The saving might be a one-off £800,000 and the way it will work (if adopted) is that the council will get discounts of around 20-25%  on taxi fares for those who need to use the service and then simply pass on the savings to the user. The user will also be asked to pay £20 per annum membership  which will be introduced over the next three years, and a fee of £10 will be brought in to cover the administrative costs each year. The membership fees would raise income of about £180,000.

The Taxicard system is a scheme providing subsidised taxi journeys to residents who have difficulties getting around due to mobility or medical issues. It entitles the holder to 104 journeys a year and the council pays the first £3 of any journey above £5 which costs about £620,000 a year.
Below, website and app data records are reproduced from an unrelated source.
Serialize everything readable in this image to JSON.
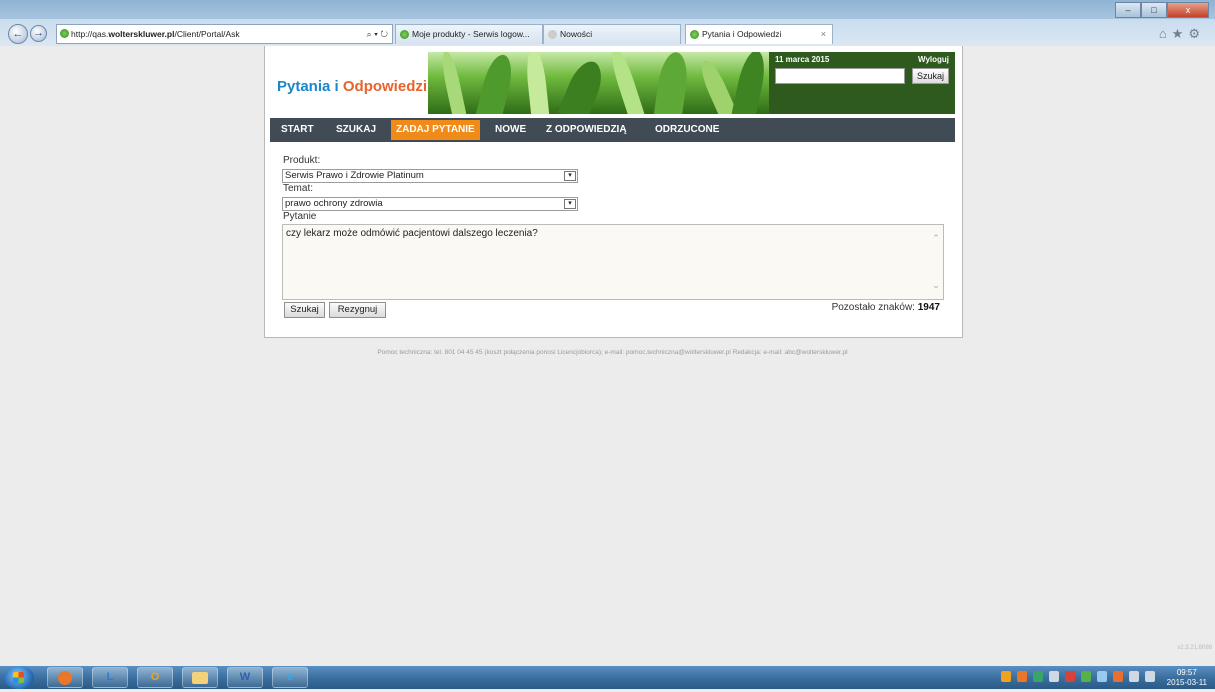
{
  "browser": {
    "url_prefix": "http://qas.",
    "url_domain": "wolterskluwer.pl",
    "url_path": "/Client/Portal/Ask",
    "addr_controls": "⌕ ▾ ↻",
    "tabs": [
      {
        "title": "Moje produkty - Serwis logow...",
        "active": false
      },
      {
        "title": "Nowości",
        "active": false
      },
      {
        "title": "Pytania i Odpowiedzi",
        "active": true
      }
    ],
    "tab_close": "×",
    "window_buttons": [
      "–",
      "□",
      "x"
    ],
    "toolbar_icons": "⌂★⚙",
    "back": "←",
    "forward": "→"
  },
  "header": {
    "logo_part1": "Pytania i ",
    "logo_part2": "Odpowiedzi",
    "date": "11 marca 2015",
    "logout": "Wyloguj",
    "search_value": "",
    "search_button": "Szukaj"
  },
  "nav": [
    {
      "label": "START",
      "active": false
    },
    {
      "label": "SZUKAJ",
      "active": false
    },
    {
      "label": "ZADAJ PYTANIE",
      "active": true
    },
    {
      "label": "NOWE",
      "active": false
    },
    {
      "label": "Z ODPOWIEDZIĄ",
      "active": false
    },
    {
      "label": "ODRZUCONE",
      "active": false
    }
  ],
  "form": {
    "product_label": "Produkt:",
    "product_value": "Serwis Prawo i Zdrowie Platinum",
    "topic_label": "Temat:",
    "topic_value": "prawo ochrony zdrowia",
    "question_label": "Pytanie",
    "question_value": "czy lekarz może odmówić pacjentowi dalszego leczenia?",
    "search_button": "Szukaj",
    "cancel_button": "Rezygnuj",
    "remaining_label": "Pozostało znaków: ",
    "remaining_count": "1947",
    "select_arrow": "▾",
    "scroll_up": "⌃",
    "scroll_down": "⌄"
  },
  "footer": {
    "text": "Pomoc techniczna: tel. 801 04 45 45 (koszt połączenia ponosi Licencjobiorca); e-mail: pomoc.techniczna@wolterskluwer.pl Redakcja: e-mail: abc@wolterskluwer.pl"
  },
  "version": "v2.3.21.6098",
  "taskbar": {
    "items": [
      {
        "icon": "firefox-icon",
        "glyph": "",
        "color": "#e8772a"
      },
      {
        "icon": "lync-icon",
        "glyph": "L",
        "color": "#2b7bd6"
      },
      {
        "icon": "outlook-icon",
        "glyph": "O",
        "color": "#f0a21c"
      },
      {
        "icon": "folder-icon",
        "glyph": "",
        "color": "#f3d27a"
      },
      {
        "icon": "word-icon",
        "glyph": "W",
        "color": "#2f5fae"
      },
      {
        "icon": "internet-explorer-icon",
        "glyph": "e",
        "color": "#3fa4e6"
      }
    ],
    "tray_colors": [
      "#f0a21c",
      "#e8772a",
      "#3aa56b",
      "#cfd8e3",
      "#d9413b",
      "#55b24a",
      "#9ac9ef",
      "#e86f2d",
      "#cfd8e3",
      "#cfd8e3"
    ],
    "time": "09:57",
    "date": "2015-03-11"
  }
}
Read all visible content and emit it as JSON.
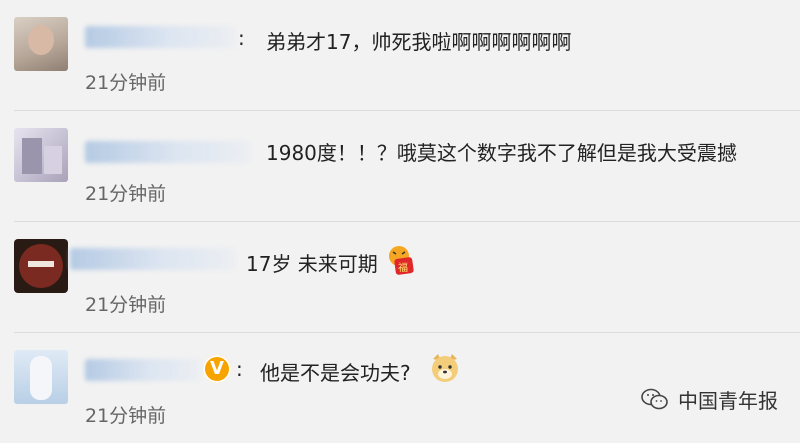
{
  "comments": [
    {
      "text": "弟弟才17，帅死我啦啊啊啊啊啊啊",
      "time": "21分钟前"
    },
    {
      "text": "1980度！！？哦莫这个数字我不了解但是我大受震撼",
      "time": "21分钟前"
    },
    {
      "text": "17岁  未来可期",
      "time": "21分钟前",
      "emoji": "tiger-fu-emoji"
    },
    {
      "text": "他是不是会功夫?",
      "time": "21分钟前",
      "badge": "V",
      "emoji": "doge-emoji"
    }
  ],
  "colon": ":",
  "watermark": {
    "text": "中国青年报",
    "icon": "wechat-icon"
  }
}
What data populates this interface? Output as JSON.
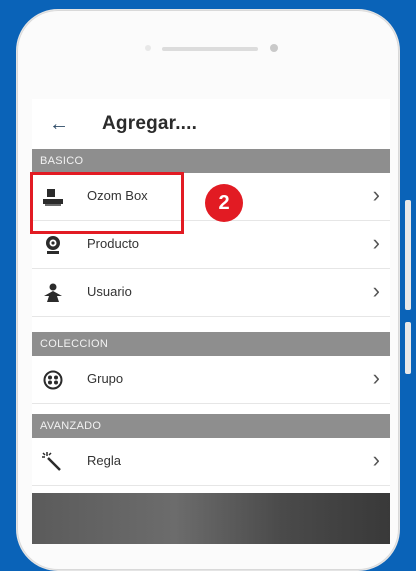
{
  "header": {
    "title": "Agregar...."
  },
  "sections": [
    {
      "title": "BASICO",
      "items": [
        {
          "label": "Ozom Box",
          "icon": "box-icon"
        },
        {
          "label": "Producto",
          "icon": "camera-icon"
        },
        {
          "label": "Usuario",
          "icon": "user-icon"
        }
      ]
    },
    {
      "title": "COLECCION",
      "items": [
        {
          "label": "Grupo",
          "icon": "group-icon"
        }
      ]
    },
    {
      "title": "AVANZADO",
      "items": [
        {
          "label": "Regla",
          "icon": "magic-wand-icon"
        }
      ]
    }
  ],
  "annotation": {
    "step": "2",
    "color": "#e21b23"
  },
  "colors": {
    "background": "#0a63b8",
    "section": "#8e8e8e"
  }
}
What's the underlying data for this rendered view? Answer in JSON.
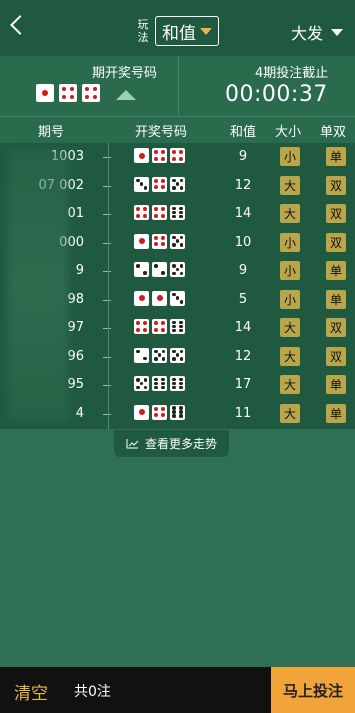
{
  "header": {
    "mode_small_label": "玩法",
    "mode_value": "和值",
    "brand": "大发"
  },
  "info": {
    "prev_label": "期开奖号码",
    "prev_dice": [
      1,
      4,
      4
    ],
    "next_label": "4期投注截止",
    "countdown": "00:00:37"
  },
  "table": {
    "headers": [
      "期号",
      "开奖号码",
      "和值",
      "大小",
      "单双"
    ],
    "rows": [
      {
        "issue": "1003",
        "dice": [
          1,
          4,
          4
        ],
        "sum": "9",
        "size": "小",
        "parity": "单"
      },
      {
        "issue": "07  002",
        "dice": [
          3,
          4,
          5
        ],
        "sum": "12",
        "size": "大",
        "parity": "双"
      },
      {
        "issue": "01",
        "dice": [
          4,
          4,
          6
        ],
        "sum": "14",
        "size": "大",
        "parity": "双"
      },
      {
        "issue": "000",
        "dice": [
          1,
          4,
          5
        ],
        "sum": "10",
        "size": "小",
        "parity": "双"
      },
      {
        "issue": "9",
        "dice": [
          2,
          2,
          5
        ],
        "sum": "9",
        "size": "小",
        "parity": "单"
      },
      {
        "issue": "98",
        "dice": [
          1,
          1,
          3
        ],
        "sum": "5",
        "size": "小",
        "parity": "单"
      },
      {
        "issue": "97",
        "dice": [
          4,
          4,
          6
        ],
        "sum": "14",
        "size": "大",
        "parity": "双"
      },
      {
        "issue": "96",
        "dice": [
          2,
          5,
          5
        ],
        "sum": "12",
        "size": "大",
        "parity": "双"
      },
      {
        "issue": "95",
        "dice": [
          5,
          6,
          6
        ],
        "sum": "17",
        "size": "大",
        "parity": "单"
      },
      {
        "issue": "4",
        "dice": [
          1,
          4,
          6
        ],
        "sum": "11",
        "size": "大",
        "parity": "单"
      }
    ]
  },
  "more_trend_label": "查看更多走势",
  "footer": {
    "clear_label": "清空",
    "count_label": "共0注",
    "bet_label": "马上投注"
  }
}
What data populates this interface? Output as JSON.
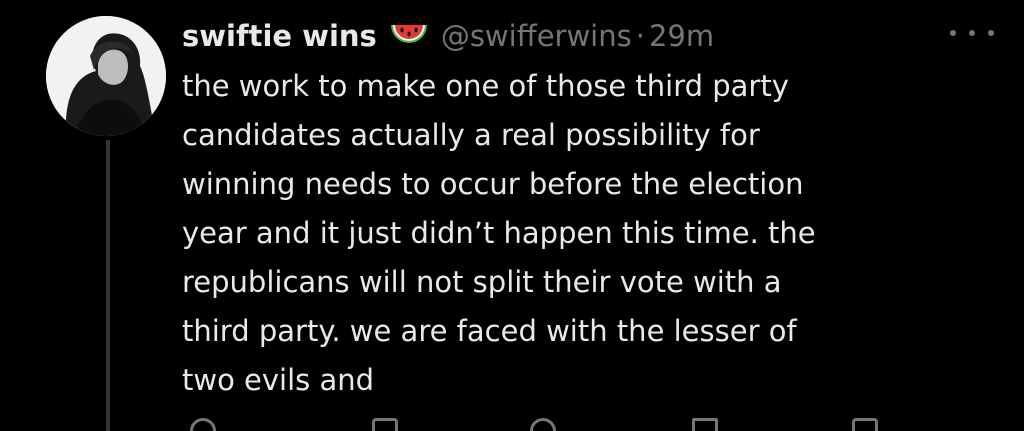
{
  "tweet": {
    "display_name": "swiftie wins",
    "badge_icon": "watermelon-emoji",
    "handle": "@swifferwins",
    "separator": "·",
    "time": "29m",
    "more_icon": "ellipsis-icon",
    "body_lines": [
      "the work to make one of those third party",
      "candidates actually a real possibility for",
      "winning needs to occur before the election",
      "year and it just didn’t happen this time. the",
      "republicans will not split their vote with a",
      "third party. we are faced with the lesser of",
      "two evils and"
    ]
  },
  "colors": {
    "background": "#000000",
    "primary_text": "#e7e9ea",
    "secondary_text": "#71767b",
    "thread_line": "#333639"
  },
  "action_icons": [
    "reply-icon",
    "retweet-icon",
    "like-icon",
    "views-icon",
    "bookmark-icon"
  ]
}
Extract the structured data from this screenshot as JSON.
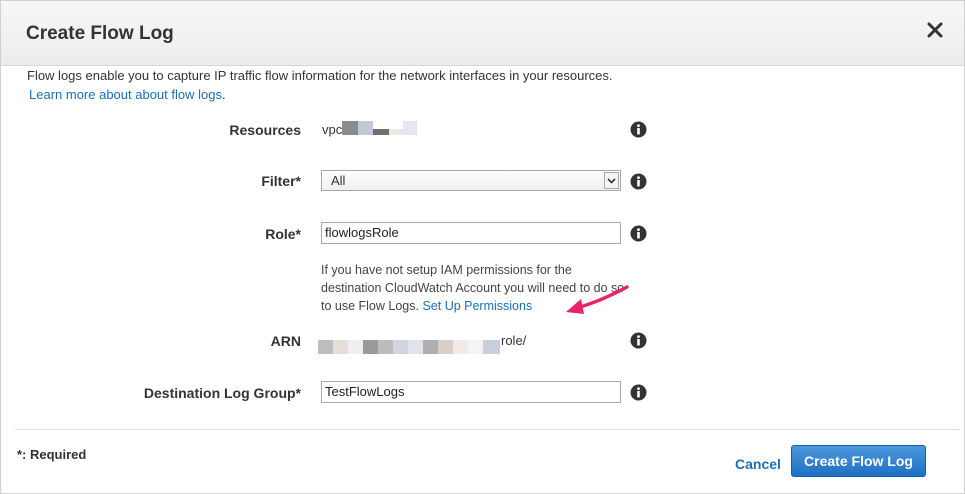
{
  "dialog": {
    "title": "Create Flow Log",
    "intro": "Flow logs enable you to capture IP traffic flow information for the network interfaces in your resources.",
    "learn_more": "Learn more about about flow logs",
    "learn_more_suffix": "."
  },
  "form": {
    "resources_label": "Resources",
    "resources_value": "vpc",
    "filter_label": "Filter*",
    "filter_value": "All",
    "role_label": "Role*",
    "role_value": "flowlogsRole",
    "role_help": "If you have not setup IAM permissions for the destination CloudWatch Account you will need to do so to use Flow Logs.",
    "role_help_link": "Set Up Permissions",
    "arn_label": "ARN",
    "arn_suffix": "role/",
    "dest_label": "Destination Log Group*",
    "dest_value": "TestFlowLogs"
  },
  "footer": {
    "required_note": "*: Required",
    "cancel": "Cancel",
    "create": "Create Flow Log"
  },
  "colors": {
    "link": "#1a6fb5",
    "primary": "#2a7ccd",
    "annotation": "#e8246b"
  },
  "icons": {
    "close": "close-icon",
    "info": "info-icon"
  }
}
Together with the membership fees this amounts to a revenue saving of £800,000.

Although the council anticipate objections to the proposed fees it believes that overall the discount would offset the membership fees.

At the recent budget meeting when the council set its financial framework for the next year the Conservative Group objected to the taxicard proposal and asked for the Director of Services for Communities to find alternative ways of making savings in this area.

ECAS is a voluntary organisation devoted to helping people with disability. They very much object to the council’s proposals. Their spokesman explained this to The Edinburgh Reporter:

“By definition taxicards are only issued to people with severe mobility impairments. At the same time the Council plans to introduce an enhanced redundancy package. Because Councillors promised not to make people compulsorily redundant it seems they need to pay staff additional redundancy, over and above the legal entitlement, to persuade them to leave the Council.

“The Council also operates a “redeployment register” where staff can wait to be given a job if their job has come to an end. Ecas asked how much this was costing and the answer was that the Council does not keep a record – in other words they do not know how much it has cost to have up to 69 members of staff waiting for a new job.

“As one individual put it: “Is this some sort of perverse reverse Robin Hood – introducing charges to people on benefits whilst paying enhanced redundancy to Council managers?”

“Ecas, whose aim is to improve the lives of people with disabilities, has looked at these measures, and is urging all Councillors, of all parties, to consider whether it really is appropriate to introduce additional charges and changes for disabled, and other vulnerable, people whilst operating an uncosted no compulsory redundancy policy with enhanced redundancy schemes.”

Following the recent decision to leave the scheme out of this year’s budget, but to reinvestigate the CEO of ECAS, David Griffith said: “Whilst I welcome the Council’s decision to require a report to the relevant committee once the additional equality and rights work is completed for the Taxicard proposal, it is disappointing that they still propose to introduce a new charge for people with disabilities.

“The Council’s own data suggests that the new scheme will actually result in higher costs for the average Taxicard user and so I am surprised that the Coalition Motion refers to “an effort to improve equalities and mobility”.”

Cartoon © Frank Boyle